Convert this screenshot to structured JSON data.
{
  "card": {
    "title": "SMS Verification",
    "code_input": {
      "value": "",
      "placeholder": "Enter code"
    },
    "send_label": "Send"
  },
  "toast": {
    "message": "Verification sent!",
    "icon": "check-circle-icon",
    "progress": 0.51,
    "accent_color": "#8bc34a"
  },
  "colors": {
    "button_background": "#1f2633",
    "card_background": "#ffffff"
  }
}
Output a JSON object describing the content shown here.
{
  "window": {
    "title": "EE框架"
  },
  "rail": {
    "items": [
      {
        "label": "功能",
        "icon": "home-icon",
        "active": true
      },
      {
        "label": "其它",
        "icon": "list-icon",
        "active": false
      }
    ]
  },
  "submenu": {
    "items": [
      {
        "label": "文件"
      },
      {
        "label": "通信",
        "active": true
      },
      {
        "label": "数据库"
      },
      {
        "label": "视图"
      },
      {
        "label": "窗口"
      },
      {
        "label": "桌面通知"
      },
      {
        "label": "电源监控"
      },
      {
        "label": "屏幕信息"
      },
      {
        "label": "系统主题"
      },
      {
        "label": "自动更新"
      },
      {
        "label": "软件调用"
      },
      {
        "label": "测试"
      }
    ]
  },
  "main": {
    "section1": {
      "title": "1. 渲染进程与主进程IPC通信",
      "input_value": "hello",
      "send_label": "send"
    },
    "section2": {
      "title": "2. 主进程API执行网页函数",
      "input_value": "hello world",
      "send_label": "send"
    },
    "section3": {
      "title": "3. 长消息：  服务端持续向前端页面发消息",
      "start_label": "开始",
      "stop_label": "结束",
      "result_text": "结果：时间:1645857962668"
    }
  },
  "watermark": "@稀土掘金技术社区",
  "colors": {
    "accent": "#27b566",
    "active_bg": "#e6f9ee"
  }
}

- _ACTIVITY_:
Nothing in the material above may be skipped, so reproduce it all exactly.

- _EXPECTED ANSWER_:
Convert this screenshot to structured JSON data.
{
  "card": {
    "title": "SMS Verification",
    "code_input": {
      "value": "",
      "placeholder": "Enter code"
    },
    "send_label": "Send"
  },
  "toast": {
    "message": "Verification sent!",
    "icon": "check-circle-icon",
    "progress": 0.51,
    "accent_color": "#8bc34a"
  },
  "colors": {
    "button_background": "#1f2633",
    "card_background": "#ffffff"
  }
}
Output a JSON object describing the content shown here.
{
  "window": {
    "title": "EE框架"
  },
  "rail": {
    "items": [
      {
        "label": "功能",
        "icon": "home-icon",
        "active": true
      },
      {
        "label": "其它",
        "icon": "list-icon",
        "active": false
      }
    ]
  },
  "submenu": {
    "items": [
      {
        "label": "文件"
      },
      {
        "label": "通信",
        "active": true
      },
      {
        "label": "数据库"
      },
      {
        "label": "视图"
      },
      {
        "label": "窗口"
      },
      {
        "label": "桌面通知"
      },
      {
        "label": "电源监控"
      },
      {
        "label": "屏幕信息"
      },
      {
        "label": "系统主题"
      },
      {
        "label": "自动更新"
      },
      {
        "label": "软件调用"
      },
      {
        "label": "测试"
      }
    ]
  },
  "main": {
    "section1": {
      "title": "1. 渲染进程与主进程IPC通信",
      "input_value": "hello",
      "send_label": "send"
    },
    "section2": {
      "title": "2. 主进程API执行网页函数",
      "input_value": "hello world",
      "send_label": "send"
    },
    "section3": {
      "title": "3. 长消息：  服务端持续向前端页面发消息",
      "start_label": "开始",
      "stop_label": "结束",
      "result_text": "结果：时间:1645857962668"
    }
  },
  "watermark": "@稀土掘金技术社区",
  "colors": {
    "accent": "#27b566",
    "active_bg": "#e6f9ee"
  }
}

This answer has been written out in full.